Gene Sharp was a giant the field of civil resistance whose voluminous writings have inspired and informed the work of academics, practitioners, and activists the world over. His role in advancing human rights, fundamental freedoms, and social justice around the world cannot be over-estimated. Few scholars have had such a profound impact on the course of human events as Gene Sharp. He will be greatly missed. 

Nonviolent Action

How the Catholic Church Can Bolster Alternatives to Violence

How the Catholic Church Can Bolster Alternatives to Violence

Wednesday, November 1, 2017

By: Maria J. Stephan

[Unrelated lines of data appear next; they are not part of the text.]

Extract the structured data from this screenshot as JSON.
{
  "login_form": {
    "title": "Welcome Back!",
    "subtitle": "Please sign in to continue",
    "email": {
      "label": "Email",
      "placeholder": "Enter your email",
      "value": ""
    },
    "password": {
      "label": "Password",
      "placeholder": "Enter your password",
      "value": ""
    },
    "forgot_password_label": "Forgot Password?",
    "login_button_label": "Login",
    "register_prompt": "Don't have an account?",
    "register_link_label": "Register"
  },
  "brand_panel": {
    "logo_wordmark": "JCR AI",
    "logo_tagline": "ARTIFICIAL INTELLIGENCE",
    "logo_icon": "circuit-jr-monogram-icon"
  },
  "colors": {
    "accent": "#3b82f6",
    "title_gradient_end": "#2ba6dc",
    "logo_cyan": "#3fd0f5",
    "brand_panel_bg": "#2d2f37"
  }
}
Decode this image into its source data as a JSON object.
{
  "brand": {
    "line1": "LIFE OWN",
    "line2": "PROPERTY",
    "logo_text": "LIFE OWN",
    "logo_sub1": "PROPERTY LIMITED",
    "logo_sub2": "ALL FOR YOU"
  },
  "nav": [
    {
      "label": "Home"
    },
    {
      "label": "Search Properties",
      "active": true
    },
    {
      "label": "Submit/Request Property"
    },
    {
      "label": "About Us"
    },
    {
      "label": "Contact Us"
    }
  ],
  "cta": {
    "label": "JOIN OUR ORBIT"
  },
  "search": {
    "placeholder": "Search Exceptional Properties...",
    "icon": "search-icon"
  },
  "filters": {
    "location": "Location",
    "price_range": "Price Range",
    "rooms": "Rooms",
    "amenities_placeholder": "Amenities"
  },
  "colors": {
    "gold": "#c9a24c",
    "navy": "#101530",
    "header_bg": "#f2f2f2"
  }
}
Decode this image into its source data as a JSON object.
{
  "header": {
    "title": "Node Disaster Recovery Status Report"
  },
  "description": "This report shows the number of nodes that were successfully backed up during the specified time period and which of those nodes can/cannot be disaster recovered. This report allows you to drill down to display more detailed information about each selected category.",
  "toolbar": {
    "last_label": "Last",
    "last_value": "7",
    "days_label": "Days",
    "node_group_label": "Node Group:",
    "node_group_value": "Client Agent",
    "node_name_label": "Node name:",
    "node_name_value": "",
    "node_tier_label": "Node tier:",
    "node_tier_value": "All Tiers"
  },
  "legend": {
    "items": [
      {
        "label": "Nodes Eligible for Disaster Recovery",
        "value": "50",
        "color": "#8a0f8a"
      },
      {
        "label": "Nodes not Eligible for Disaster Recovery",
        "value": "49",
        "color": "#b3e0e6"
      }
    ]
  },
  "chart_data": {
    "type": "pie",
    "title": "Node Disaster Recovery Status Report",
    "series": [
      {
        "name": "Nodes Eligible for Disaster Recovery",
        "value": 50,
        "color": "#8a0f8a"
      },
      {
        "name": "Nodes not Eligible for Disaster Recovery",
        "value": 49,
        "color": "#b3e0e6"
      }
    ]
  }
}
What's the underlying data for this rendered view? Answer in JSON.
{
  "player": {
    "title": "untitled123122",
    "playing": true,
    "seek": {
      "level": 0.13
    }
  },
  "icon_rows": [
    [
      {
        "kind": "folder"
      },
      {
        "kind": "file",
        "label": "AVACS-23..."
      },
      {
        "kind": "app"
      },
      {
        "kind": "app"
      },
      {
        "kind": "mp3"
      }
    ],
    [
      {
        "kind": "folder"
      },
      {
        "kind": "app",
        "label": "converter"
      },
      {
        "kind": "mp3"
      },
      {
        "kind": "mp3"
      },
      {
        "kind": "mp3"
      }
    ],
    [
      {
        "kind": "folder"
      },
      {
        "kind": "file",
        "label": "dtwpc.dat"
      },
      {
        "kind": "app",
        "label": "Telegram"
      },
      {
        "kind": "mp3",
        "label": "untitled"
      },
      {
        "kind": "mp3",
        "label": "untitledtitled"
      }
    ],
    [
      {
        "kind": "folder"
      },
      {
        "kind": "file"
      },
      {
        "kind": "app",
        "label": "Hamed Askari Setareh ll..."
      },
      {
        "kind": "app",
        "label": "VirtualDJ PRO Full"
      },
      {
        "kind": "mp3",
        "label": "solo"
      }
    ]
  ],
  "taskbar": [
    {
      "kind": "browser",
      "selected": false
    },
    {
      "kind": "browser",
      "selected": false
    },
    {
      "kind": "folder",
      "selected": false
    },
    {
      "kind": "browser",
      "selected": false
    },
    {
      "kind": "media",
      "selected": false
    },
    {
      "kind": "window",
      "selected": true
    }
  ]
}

The Catholic Church, with its 2.1 billion adherents worldwide, has been pivotal in some of the most significant nonviolent struggles in modern history. Many will recall the iconic image of Filipino religious sisters confronting military forces and a kleptocratic dictatorship of Ferdinand Marcos in prayerful resistance during the 1986 “people power” revolution. Today, Filipino religious leaders, facing another violent dictator, Rodrigo Duterte, once again are the leading face of nonviolent resistance. The Vatican is discussing these and other examples of powerful nonviolent movements as it rethinks its long-held doctrine of “just war.”

Religion; Nonviolent Action

View All